The samba school Beija-Flor presented last Monday a beautiful and colorful parade during Rio de Janeiro’s annual carnival competition. The 80-minute spectacle, was chosen as this year’s winner after receiving a nearly perfect score in every category from the judges.
But underneath the peacock feathers and gyrating dancers, a dark shadow surrounded the show following allegations that a large chunk of the parade was funded by one of Africa’s most oppressive dictators.

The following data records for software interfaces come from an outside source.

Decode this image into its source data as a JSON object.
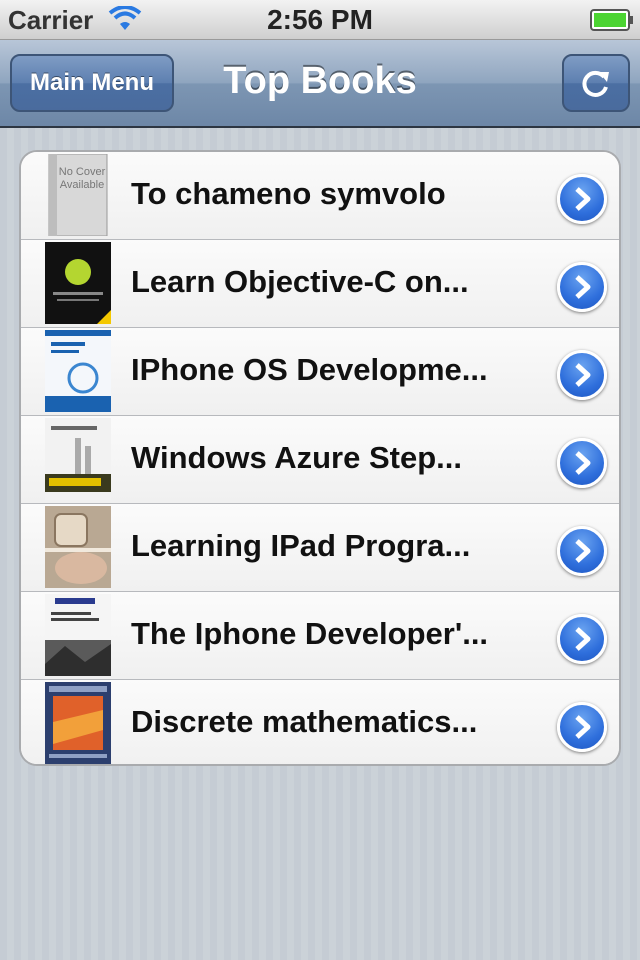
{
  "status_bar": {
    "carrier": "Carrier",
    "time": "2:56 PM",
    "wifi_icon": "wifi-icon",
    "battery_icon": "battery-icon",
    "battery_color": "#4cd432"
  },
  "nav_bar": {
    "title": "Top Books",
    "left_button": "Main Menu",
    "right_button_icon": "refresh-icon"
  },
  "books": [
    {
      "title": "To chameno symvolo",
      "cover_text": "No Cover Available"
    },
    {
      "title": "Learn Objective-C on..."
    },
    {
      "title": "IPhone OS Developme..."
    },
    {
      "title": "Windows Azure Step..."
    },
    {
      "title": "Learning IPad Progra..."
    },
    {
      "title": "The Iphone Developer'..."
    },
    {
      "title": "Discrete mathematics..."
    }
  ],
  "accent_color": "#2f6fdc"
}
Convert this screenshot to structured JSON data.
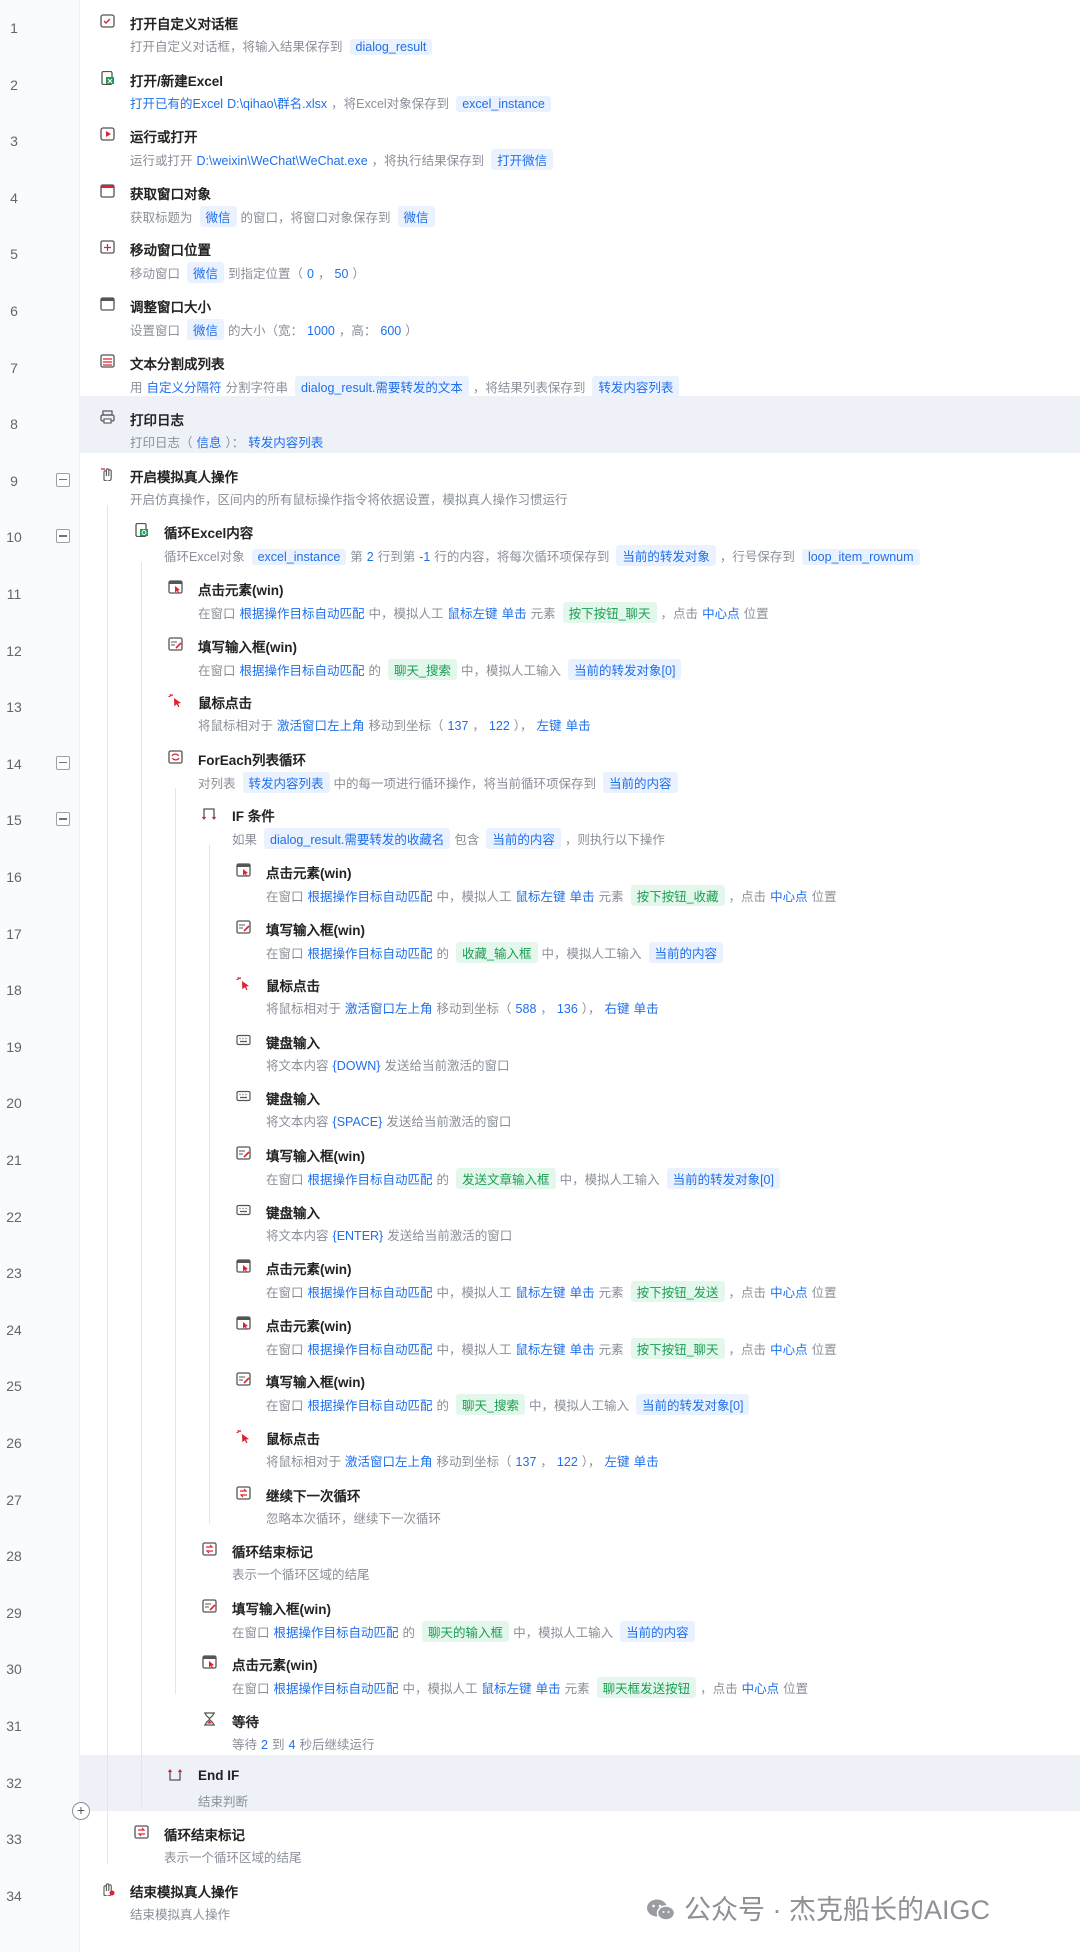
{
  "colors": {
    "accent": "#1f6feb",
    "tag_bg": "#eaf2ff",
    "green": "#1a9f52",
    "green_bg": "#e4f7ec",
    "highlight": "#eef1f7"
  },
  "rows": [
    {
      "n": "1",
      "title": "打开自定义对话框",
      "icon": "dialog-icon",
      "desc": [
        [
          "打开自定义对话框，将输入结果保存到",
          ""
        ],
        [
          "dialog_result",
          "tag"
        ]
      ]
    },
    {
      "n": "2",
      "title": "打开/新建Excel",
      "icon": "excel-icon",
      "desc": [
        [
          "打开已有的Excel",
          "v"
        ],
        [
          "D:\\qihao\\群名.xlsx",
          "v"
        ],
        [
          "，将Excel对象保存到",
          ""
        ],
        [
          "excel_instance",
          "tag"
        ]
      ]
    },
    {
      "n": "3",
      "title": "运行或打开",
      "icon": "run-icon",
      "desc": [
        [
          "运行或打开",
          ""
        ],
        [
          "D:\\weixin\\WeChat\\WeChat.exe",
          "v"
        ],
        [
          "，将执行结果保存到",
          ""
        ],
        [
          "打开微信",
          "tag"
        ]
      ]
    },
    {
      "n": "4",
      "title": "获取窗口对象",
      "icon": "window-icon",
      "desc": [
        [
          "获取标题为",
          ""
        ],
        [
          "微信",
          "tag"
        ],
        [
          "的窗口，将窗口对象保存到",
          ""
        ],
        [
          "微信",
          "tag"
        ]
      ]
    },
    {
      "n": "5",
      "title": "移动窗口位置",
      "icon": "window-move-icon",
      "desc": [
        [
          "移动窗口",
          ""
        ],
        [
          "微信",
          "tag"
        ],
        [
          "到指定位置（",
          ""
        ],
        [
          "0",
          "v"
        ],
        [
          "，",
          ""
        ],
        [
          "50",
          "v"
        ],
        [
          "）",
          ""
        ]
      ]
    },
    {
      "n": "6",
      "title": "调整窗口大小",
      "icon": "window-resize-icon",
      "desc": [
        [
          "设置窗口",
          ""
        ],
        [
          "微信",
          "tag"
        ],
        [
          "的大小（宽：",
          ""
        ],
        [
          "1000",
          "v"
        ],
        [
          "，高：",
          ""
        ],
        [
          "600",
          "v"
        ],
        [
          "）",
          ""
        ]
      ]
    },
    {
      "n": "7",
      "title": "文本分割成列表",
      "icon": "split-icon",
      "desc": [
        [
          "用",
          ""
        ],
        [
          "自定义分隔符",
          "v"
        ],
        [
          "分割字符串",
          ""
        ],
        [
          "dialog_result.需要转发的文本",
          "tag"
        ],
        [
          "，将结果列表保存到",
          ""
        ],
        [
          "转发内容列表",
          "tag"
        ]
      ]
    },
    {
      "n": "8",
      "title": "打印日志",
      "icon": "print-icon",
      "hl": true,
      "desc": [
        [
          "打印日志（",
          ""
        ],
        [
          "信息",
          "v"
        ],
        [
          "）：",
          ""
        ],
        [
          "转发内容列表",
          "v"
        ]
      ]
    },
    {
      "n": "9",
      "title": "开启模拟真人操作",
      "icon": "hand-icon",
      "fold": true,
      "desc": [
        [
          "开启仿真操作，区间内的所有鼠标操作指令将依据设置，模拟真人操作习惯运行",
          ""
        ]
      ]
    },
    {
      "n": "10",
      "title": "循环Excel内容",
      "icon": "excel-loop-icon",
      "fold": true,
      "desc": [
        [
          "循环Excel对象",
          ""
        ],
        [
          "excel_instance",
          "tag"
        ],
        [
          "第",
          ""
        ],
        [
          "2",
          "v"
        ],
        [
          "行到第",
          ""
        ],
        [
          "-1",
          "v"
        ],
        [
          "行的内容，将每次循环项保存到",
          ""
        ],
        [
          "当前的转发对象",
          "tag"
        ],
        [
          "，行号保存到",
          ""
        ],
        [
          "loop_item_rownum",
          "tag"
        ]
      ]
    },
    {
      "n": "11",
      "title": "点击元素(win)",
      "icon": "click-element-icon",
      "desc": [
        [
          "在窗口",
          ""
        ],
        [
          "根据操作目标自动匹配",
          "v"
        ],
        [
          "中，模拟人工",
          ""
        ],
        [
          "鼠标左键",
          "v"
        ],
        [
          "单击",
          "v"
        ],
        [
          "元素",
          ""
        ],
        [
          "按下按钮_聊天",
          "gtag"
        ],
        [
          "，点击",
          ""
        ],
        [
          "中心点",
          "v"
        ],
        [
          "位置",
          ""
        ]
      ]
    },
    {
      "n": "12",
      "title": "填写输入框(win)",
      "icon": "input-icon",
      "desc": [
        [
          "在窗口",
          ""
        ],
        [
          "根据操作目标自动匹配",
          "v"
        ],
        [
          "的",
          ""
        ],
        [
          "聊天_搜索",
          "gtag"
        ],
        [
          "中，模拟人工输入",
          ""
        ],
        [
          "当前的转发对象[0]",
          "tag"
        ]
      ]
    },
    {
      "n": "13",
      "title": "鼠标点击",
      "icon": "mouse-click-icon",
      "desc": [
        [
          "将鼠标相对于",
          ""
        ],
        [
          "激活窗口左上角",
          "v"
        ],
        [
          "移动到坐标（",
          ""
        ],
        [
          "137",
          "v"
        ],
        [
          "，",
          ""
        ],
        [
          "122",
          "v"
        ],
        [
          "），",
          ""
        ],
        [
          "左键",
          "v"
        ],
        [
          "单击",
          "v"
        ]
      ]
    },
    {
      "n": "14",
      "title": "ForEach列表循环",
      "icon": "foreach-icon",
      "fold": true,
      "desc": [
        [
          "对列表",
          ""
        ],
        [
          "转发内容列表",
          "tag"
        ],
        [
          "中的每一项进行循环操作，将当前循环项保存到",
          ""
        ],
        [
          "当前的内容",
          "tag"
        ]
      ]
    },
    {
      "n": "15",
      "title": "IF 条件",
      "icon": "if-icon",
      "fold": true,
      "desc": [
        [
          "如果",
          ""
        ],
        [
          "dialog_result.需要转发的收藏名",
          "tag"
        ],
        [
          "包含",
          ""
        ],
        [
          "当前的内容",
          "tag"
        ],
        [
          "，则执行以下操作",
          ""
        ]
      ]
    },
    {
      "n": "16",
      "title": "点击元素(win)",
      "icon": "click-element-icon",
      "desc": [
        [
          "在窗口",
          ""
        ],
        [
          "根据操作目标自动匹配",
          "v"
        ],
        [
          "中，模拟人工",
          ""
        ],
        [
          "鼠标左键",
          "v"
        ],
        [
          "单击",
          "v"
        ],
        [
          "元素",
          ""
        ],
        [
          "按下按钮_收藏",
          "gtag"
        ],
        [
          "，点击",
          ""
        ],
        [
          "中心点",
          "v"
        ],
        [
          "位置",
          ""
        ]
      ]
    },
    {
      "n": "17",
      "title": "填写输入框(win)",
      "icon": "input-icon",
      "desc": [
        [
          "在窗口",
          ""
        ],
        [
          "根据操作目标自动匹配",
          "v"
        ],
        [
          "的",
          ""
        ],
        [
          "收藏_输入框",
          "gtag"
        ],
        [
          "中，模拟人工输入",
          ""
        ],
        [
          "当前的内容",
          "tag"
        ]
      ]
    },
    {
      "n": "18",
      "title": "鼠标点击",
      "icon": "mouse-click-icon",
      "desc": [
        [
          "将鼠标相对于",
          ""
        ],
        [
          "激活窗口左上角",
          "v"
        ],
        [
          "移动到坐标（",
          ""
        ],
        [
          "588",
          "v"
        ],
        [
          "，",
          ""
        ],
        [
          "136",
          "v"
        ],
        [
          "），",
          ""
        ],
        [
          "右键",
          "v"
        ],
        [
          "单击",
          "v"
        ]
      ]
    },
    {
      "n": "19",
      "title": "键盘输入",
      "icon": "keyboard-icon",
      "desc": [
        [
          "将文本内容",
          ""
        ],
        [
          "{DOWN}",
          "v"
        ],
        [
          "发送给当前激活的窗口",
          ""
        ]
      ]
    },
    {
      "n": "20",
      "title": "键盘输入",
      "icon": "keyboard-icon",
      "desc": [
        [
          "将文本内容",
          ""
        ],
        [
          "{SPACE}",
          "v"
        ],
        [
          "发送给当前激活的窗口",
          ""
        ]
      ]
    },
    {
      "n": "21",
      "title": "填写输入框(win)",
      "icon": "input-icon",
      "desc": [
        [
          "在窗口",
          ""
        ],
        [
          "根据操作目标自动匹配",
          "v"
        ],
        [
          "的",
          ""
        ],
        [
          "发送文章输入框",
          "gtag"
        ],
        [
          "中，模拟人工输入",
          ""
        ],
        [
          "当前的转发对象[0]",
          "tag"
        ]
      ]
    },
    {
      "n": "22",
      "title": "键盘输入",
      "icon": "keyboard-icon",
      "desc": [
        [
          "将文本内容",
          ""
        ],
        [
          "{ENTER}",
          "v"
        ],
        [
          "发送给当前激活的窗口",
          ""
        ]
      ]
    },
    {
      "n": "23",
      "title": "点击元素(win)",
      "icon": "click-element-icon",
      "desc": [
        [
          "在窗口",
          ""
        ],
        [
          "根据操作目标自动匹配",
          "v"
        ],
        [
          "中，模拟人工",
          ""
        ],
        [
          "鼠标左键",
          "v"
        ],
        [
          "单击",
          "v"
        ],
        [
          "元素",
          ""
        ],
        [
          "按下按钮_发送",
          "gtag"
        ],
        [
          "，点击",
          ""
        ],
        [
          "中心点",
          "v"
        ],
        [
          "位置",
          ""
        ]
      ]
    },
    {
      "n": "24",
      "title": "点击元素(win)",
      "icon": "click-element-icon",
      "desc": [
        [
          "在窗口",
          ""
        ],
        [
          "根据操作目标自动匹配",
          "v"
        ],
        [
          "中，模拟人工",
          ""
        ],
        [
          "鼠标左键",
          "v"
        ],
        [
          "单击",
          "v"
        ],
        [
          "元素",
          ""
        ],
        [
          "按下按钮_聊天",
          "gtag"
        ],
        [
          "，点击",
          ""
        ],
        [
          "中心点",
          "v"
        ],
        [
          "位置",
          ""
        ]
      ]
    },
    {
      "n": "25",
      "title": "填写输入框(win)",
      "icon": "input-icon",
      "desc": [
        [
          "在窗口",
          ""
        ],
        [
          "根据操作目标自动匹配",
          "v"
        ],
        [
          "的",
          ""
        ],
        [
          "聊天_搜索",
          "gtag"
        ],
        [
          "中，模拟人工输入",
          ""
        ],
        [
          "当前的转发对象[0]",
          "tag"
        ]
      ]
    },
    {
      "n": "26",
      "title": "鼠标点击",
      "icon": "mouse-click-icon",
      "desc": [
        [
          "将鼠标相对于",
          ""
        ],
        [
          "激活窗口左上角",
          "v"
        ],
        [
          "移动到坐标（",
          ""
        ],
        [
          "137",
          "v"
        ],
        [
          "，",
          ""
        ],
        [
          "122",
          "v"
        ],
        [
          "），",
          ""
        ],
        [
          "左键",
          "v"
        ],
        [
          "单击",
          "v"
        ]
      ]
    },
    {
      "n": "27",
      "title": "继续下一次循环",
      "icon": "continue-icon",
      "desc": [
        [
          "忽略本次循环，继续下一次循环",
          ""
        ]
      ]
    },
    {
      "n": "28",
      "title": "循环结束标记",
      "icon": "loop-end-icon",
      "desc": [
        [
          "表示一个循环区域的结尾",
          ""
        ]
      ]
    },
    {
      "n": "29",
      "title": "填写输入框(win)",
      "icon": "input-icon",
      "desc": [
        [
          "在窗口",
          ""
        ],
        [
          "根据操作目标自动匹配",
          "v"
        ],
        [
          "的",
          ""
        ],
        [
          "聊天的输入框",
          "gtag"
        ],
        [
          "中，模拟人工输入",
          ""
        ],
        [
          "当前的内容",
          "tag"
        ]
      ]
    },
    {
      "n": "30",
      "title": "点击元素(win)",
      "icon": "click-element-icon",
      "desc": [
        [
          "在窗口",
          ""
        ],
        [
          "根据操作目标自动匹配",
          "v"
        ],
        [
          "中，模拟人工",
          ""
        ],
        [
          "鼠标左键",
          "v"
        ],
        [
          "单击",
          "v"
        ],
        [
          "元素",
          ""
        ],
        [
          "聊天框发送按钮",
          "gtag"
        ],
        [
          "，点击",
          ""
        ],
        [
          "中心点",
          "v"
        ],
        [
          "位置",
          ""
        ]
      ]
    },
    {
      "n": "31",
      "title": "等待",
      "icon": "hourglass-icon",
      "desc": [
        [
          "等待",
          ""
        ],
        [
          "2",
          "v"
        ],
        [
          "到",
          ""
        ],
        [
          "4",
          "v"
        ],
        [
          "秒后继续运行",
          ""
        ]
      ]
    },
    {
      "n": "32",
      "title": "End IF",
      "icon": "end-if-icon",
      "hl": true,
      "desc": [
        [
          "结束判断",
          ""
        ]
      ]
    },
    {
      "n": "33",
      "title": "循环结束标记",
      "icon": "loop-end-icon",
      "desc": [
        [
          "表示一个循环区域的结尾",
          ""
        ]
      ]
    },
    {
      "n": "34",
      "title": "结束模拟真人操作",
      "icon": "hand-end-icon",
      "desc": [
        [
          "结束模拟真人操作",
          ""
        ]
      ]
    }
  ],
  "watermark": {
    "text": "公众号 · 杰克船长的AIGC",
    "icon": "wechat-icon"
  }
}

According to Brazilian media reports, Equatorial Guinea’s leader Teodoro Obiang Nguema Mbasogo provided Beija-Flor with $10 million Brazilian reals (roughly $3.5 million US dollars) to sponsor this year’s parade theme. The African leader is a big fan of Rio’s carnival and has been attending the pre-lenten festivities for more than 10 years, “O Globo” reported.
Obiang, 72, has been in power for more than 35 years after leading a bloody coup against his uncle and former dictator Francisco Macias, whom he had executed by firing squad. He’s considered to be one of the world’s wealthiest and most corrupt leaders, accused of squandering Equatorial Guinea’s oil wealth and keeping the majority of its 700,000 citizens living in poverty.
Although it is common for samba schools to accept money from companies or countries sponsoring parade themes, no school has ever received such a large sum.
Political scientists, academics and fellow artists were shocked by the judges decision Wednesday to award Beija-Flor this year's top honor. In an op-ed in "O Globo," Brazilian anthropologist Alba Zaluar highlighted aspects of the parade that were historically inaccurate.
"The school paraded an Africa full of stereotypes before our eyes, starting with the images of the Neanderthal man who never stepped foot in the African continent," Zaluar wrote.
Others, like Beija-Flor president Farid Abraao told the G1 website politics should not taint the value of their perfect performance.
“We chose a theme that would talk about an African country, a country most people knew nothing about. Our concern is carnival, not the political regime,” Beija-Flor president Farid Abraao told the G1 news website.
Despite choosing Equatorial Guinea as their official theme, the samba school also talked about (or sang about) another African country some 2,000 km away. In order to keep up with the rhyme and the beat, the musicians "abbreviated" Equatorial Guinea as "Guinea:"
"NEGRO CANTA, NEGRO CLAMA LIBERDADE
SINFONIA DAS MARÉS SAUDADE
UM AFRICANO REI QUE NÃO PERDEU A FÉ
ERA MEU IRMÃO, FILHO DA GUINÉ"
According to Federal Police, Obiang arrived to Brazil on February 12th and attended the Sambadrome parades on Sunday and Monday surrounded by tight security. His son Teodorin, 45, also came and was seen dancing with guests and sipping Dom Perignon champagne in two VIP boxes priced at R$ 120,000 (roughly $40,000 US).
The delegation even received a bow from the sultry Beija-flor drumline queen Raissa de Oliveira, who was rumored to be dating Teodorin last year when the theme was chosen.
Teodorin Nguema Obiang Mangue has been under investigation by the U.S. Justice Department since 2011 for corruption, embezzlement and for using illegally obtained funds to purchase millions worth of merchandise and property. A settlement was reached last October when Teodorin agreed to sell back roughly $30 million worth of assets, less than half of what the American government had sought after.
This is the 13th time Beija-Flor has won Rio de Janeiro’s carnival competition, the two-day event where twelve schools stage open-air Broadway-style productions before thousands of spectators. In the past, parades the parades have been accused of laundering drug money and being funded by the “jogo do bixo,” an illegal gambling scheme.
In addition to earning a giant trophy and the accolades of being a winner, Beija-Flor will also receive additional funding from the city government for next year’s parade.
A version of this blog post was published by Americas Quarterly on February 20, 2015.